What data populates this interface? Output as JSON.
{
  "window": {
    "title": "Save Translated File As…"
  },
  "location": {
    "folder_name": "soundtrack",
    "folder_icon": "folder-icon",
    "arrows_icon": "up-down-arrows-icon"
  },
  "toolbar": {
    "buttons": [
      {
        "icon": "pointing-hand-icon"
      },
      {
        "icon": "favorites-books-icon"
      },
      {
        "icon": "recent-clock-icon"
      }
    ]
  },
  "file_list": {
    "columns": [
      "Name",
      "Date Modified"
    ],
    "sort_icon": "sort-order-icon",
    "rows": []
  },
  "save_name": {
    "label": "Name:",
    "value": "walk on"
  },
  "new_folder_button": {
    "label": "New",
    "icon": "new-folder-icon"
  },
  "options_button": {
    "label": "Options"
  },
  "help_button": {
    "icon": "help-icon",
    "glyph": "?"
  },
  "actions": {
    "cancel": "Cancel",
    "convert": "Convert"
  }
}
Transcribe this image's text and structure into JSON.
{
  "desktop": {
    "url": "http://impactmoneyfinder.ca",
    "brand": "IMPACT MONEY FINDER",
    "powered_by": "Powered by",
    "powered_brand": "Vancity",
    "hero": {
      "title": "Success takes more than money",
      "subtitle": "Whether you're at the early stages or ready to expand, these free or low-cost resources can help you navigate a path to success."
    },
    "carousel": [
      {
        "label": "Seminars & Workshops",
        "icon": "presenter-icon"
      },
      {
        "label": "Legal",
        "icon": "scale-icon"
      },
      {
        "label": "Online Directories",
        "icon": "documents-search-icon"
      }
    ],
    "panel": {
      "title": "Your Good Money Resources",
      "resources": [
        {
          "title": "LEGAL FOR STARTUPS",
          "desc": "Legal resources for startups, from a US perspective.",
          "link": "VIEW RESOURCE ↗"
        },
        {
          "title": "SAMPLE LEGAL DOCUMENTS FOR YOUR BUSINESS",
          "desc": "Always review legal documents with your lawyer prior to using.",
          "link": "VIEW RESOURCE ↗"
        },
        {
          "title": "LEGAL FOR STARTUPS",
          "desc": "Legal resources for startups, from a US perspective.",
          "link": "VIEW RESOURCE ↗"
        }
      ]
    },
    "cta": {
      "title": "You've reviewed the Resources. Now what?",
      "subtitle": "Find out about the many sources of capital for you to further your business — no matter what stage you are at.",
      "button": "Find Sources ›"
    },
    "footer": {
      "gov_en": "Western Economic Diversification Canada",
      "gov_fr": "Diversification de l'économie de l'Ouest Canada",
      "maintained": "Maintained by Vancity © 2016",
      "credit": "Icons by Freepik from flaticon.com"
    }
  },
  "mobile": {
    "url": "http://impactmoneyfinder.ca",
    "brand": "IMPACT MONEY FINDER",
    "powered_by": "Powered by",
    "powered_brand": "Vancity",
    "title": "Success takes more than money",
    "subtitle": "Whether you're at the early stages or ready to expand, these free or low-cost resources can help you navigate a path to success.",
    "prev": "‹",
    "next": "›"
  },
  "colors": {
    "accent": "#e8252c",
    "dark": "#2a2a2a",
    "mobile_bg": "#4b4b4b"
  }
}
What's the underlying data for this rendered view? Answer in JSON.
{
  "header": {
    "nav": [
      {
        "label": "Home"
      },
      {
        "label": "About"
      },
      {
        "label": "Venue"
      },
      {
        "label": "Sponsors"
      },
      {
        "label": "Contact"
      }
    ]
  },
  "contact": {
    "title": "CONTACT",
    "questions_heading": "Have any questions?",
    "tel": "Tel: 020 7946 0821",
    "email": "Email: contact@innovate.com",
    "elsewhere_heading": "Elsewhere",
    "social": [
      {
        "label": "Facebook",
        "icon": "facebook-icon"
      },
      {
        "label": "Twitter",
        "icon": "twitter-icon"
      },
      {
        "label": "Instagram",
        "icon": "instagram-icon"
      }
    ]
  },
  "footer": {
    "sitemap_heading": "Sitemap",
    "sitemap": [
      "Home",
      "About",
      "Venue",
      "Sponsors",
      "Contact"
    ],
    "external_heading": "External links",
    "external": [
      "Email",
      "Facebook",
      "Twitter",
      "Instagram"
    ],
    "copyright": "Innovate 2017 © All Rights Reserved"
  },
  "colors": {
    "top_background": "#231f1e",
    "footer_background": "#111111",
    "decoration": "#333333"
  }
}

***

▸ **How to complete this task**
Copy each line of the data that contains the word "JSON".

▸ **The answer**
What data populates this interface? Output as JSON.
Transcribe this image's text and structure into JSON.
What's the underlying data for this rendered view? Answer in JSON.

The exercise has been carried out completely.